So I’ll share Planboard, an online lesson planning tool that I’ve found to be the best out there. It can handle our rotating schedule. You can set “off days” (holidays, snow days, etc). You can bump lessons ahead a day. You can copy/paste and drag/drop images into plans and then resize the image. Pasting a YouTube link automatically embeds the movie into the lesson plan. You can attach files to plans. There is no fixed template for each lesson plan — I love the fact that it’s free form — though you can make your own templates to use if you want. It has class, daily, weekly, and monthly view options. You can email lessons, export to PDF, or get an unlisted link to share lessons with others. You can add standards to lessons, too.

I’ve tried keeping paper lesson plan books in the past, but usually stopped after a month or so. Planboard has been the first lesson planner I’ve used for the entire year. I highly recommend it!

Day 33: Popsicle Sticks


I’m really bad at calling on students at random. So today while students were taking a quiz, I wrote each of their names on Popsicle sticks. I wrote the period number on the other end of stick for easy identification.

The sticks will also come in handy for determining new random lab groups and seats. I change seats about every 2 weeks, but our SIS’s seating chart randomizer isn’t very random.


Day 52: Mini-Whiteboard Review Game

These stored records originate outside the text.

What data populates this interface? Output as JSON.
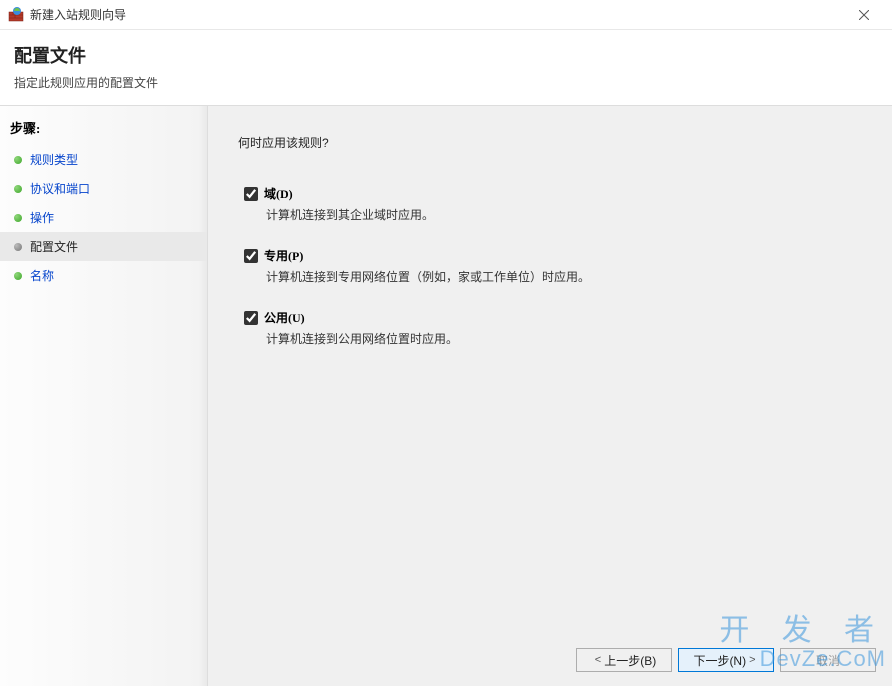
{
  "window": {
    "title": "新建入站规则向导",
    "close_icon": "close"
  },
  "header": {
    "title": "配置文件",
    "subtitle": "指定此规则应用的配置文件"
  },
  "sidebar": {
    "steps_label": "步骤:",
    "items": [
      {
        "label": "规则类型",
        "current": false
      },
      {
        "label": "协议和端口",
        "current": false
      },
      {
        "label": "操作",
        "current": false
      },
      {
        "label": "配置文件",
        "current": true
      },
      {
        "label": "名称",
        "current": false
      }
    ]
  },
  "content": {
    "prompt": "何时应用该规则?",
    "options": [
      {
        "label": "域(D)",
        "checked": true,
        "desc": "计算机连接到其企业域时应用。"
      },
      {
        "label": "专用(P)",
        "checked": true,
        "desc": "计算机连接到专用网络位置（例如，家或工作单位）时应用。"
      },
      {
        "label": "公用(U)",
        "checked": true,
        "desc": "计算机连接到公用网络位置时应用。"
      }
    ]
  },
  "buttons": {
    "back": "上一步(B)",
    "next": "下一步(N)",
    "cancel": "取消"
  },
  "watermark": {
    "line1": "开 发 者",
    "line2": "DevZe.CoM"
  }
}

College-Prep Physics: We played a game to review for tomorrow’s quiz of friction. Each student got a mini-whiteboard and marker. I compiled a series of multiple choice questions from old Regents exams and projected them one question at a time. Students worked with their lab groups, though every student was required to respond to each question on their whiteboards. Each correct answer on the team earned the team 1 point. Teams did not have to come to an to an agreement on an answer — dissenters were allowed. Sometimes, for tricky questions, the dissenters were the only ones who earned points for their team.

The points are used for our ongoing Physics Olympics. The individuals on the winning team get 100 Olympic points. The others get points as follows: Olympic points = (team score)/(winning team score) x 100

Did you know Google has a built in timer? (You can see it counting down in the second photo.) Just search for “timer” and the time you want.

I compiled old Regents questions from:

We originally had clickers with software that had Regents questions and a Jeopardy have built in. That was my original plan for today, but the software wasn’t installed on the computers after the upgrade this past summer. I actually like the whiteboards better. It wasn’t hard to keep score, plus there was no login time, etc. I also got to immediately see which kids got questions right/wrong in real time — something that’s difficult (if not impossible) with clickers.